A £6.5bn development programme, 10,000 new homes in the pipeline and mixed-use schemes that bring economic benefits to communities. This is developer Countryside Properties in action. Through schemes such as The Chertsey Opportunity in Surrey, Countryside is delivering regeneration and place-making on a large-scale. In Chertsey, the company worked with Runnymede council to develop an 11 acre town centre site with 155,500ft2 of office space, 93 apartments, a new town square and ancillary retail accommodation. In Manchester, the company created The Edge, a high-rise mixed-use scheme.

LPC Living

Where is the first-time buyer, many industry professionals are asking. The answer could be: standing in a queue to snap up one of LPC Living’s homes. By the middle of this year, LPC had housed more than 600 first-time buyers in Salford, Manchester and Liverpool through privately financed regeneration initiatives. These include the refurbishment of Lakeside in Liverpool, formerly a set of council tower blocks with just one resident, which now consists of apartments sold at under £60,000. The company also achieved early sales success with Quay 5, an apartment scheme in the notorious Ordsall area of Salford, undertaken with Salford council. Through such projects, it is challenging local perceptions, bringing new people into communities, and playing a key role in regeneration.

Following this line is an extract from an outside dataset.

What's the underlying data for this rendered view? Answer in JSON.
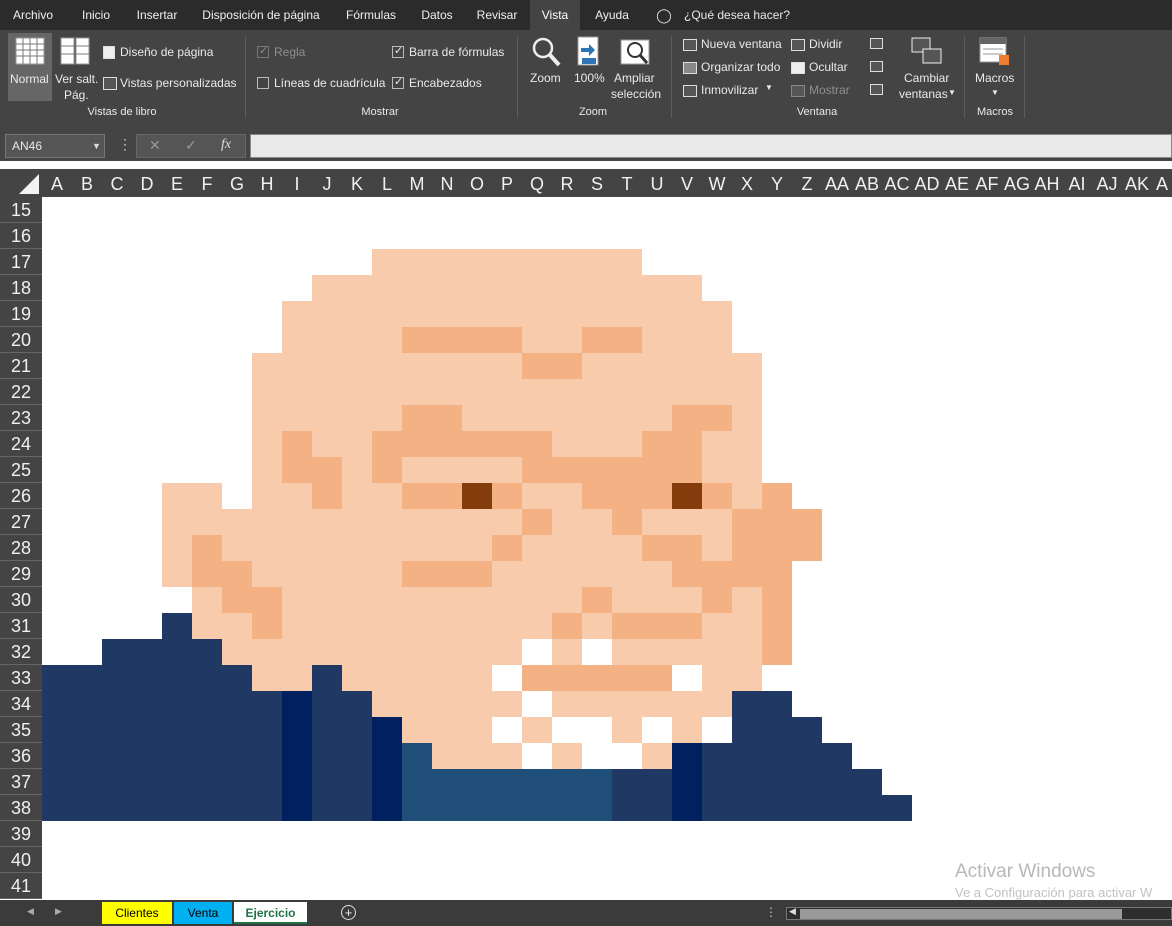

Thornfield Properties

Back to basics is Thornfield’s approach to regeneration. The company focuses on people and communities to bring about enduring and sustainable change. With 10 million ft2 of projects in progress with an end value of close to £2bn, the company has plenty of opportunity to practice its approach. One successful example is The Centre, Feltham, west London. Feltham centre was a derelict 1960s shopping precinct next to decrepit council flats before Thornfield’s intervention. The developer recognised that new community uses, including a library, community centre and medical centre, would help bring new life to the location. Around the community facilities new stores have been developed, notably an 80,000ft2 Asda, a hotel, 800 mixed-tenure apartments and other amenities. The new retail units are occupied and rents have risen; the homes, which are being developed by Barratt, are selling well and the library has 40,000 active users. It is a clear success story.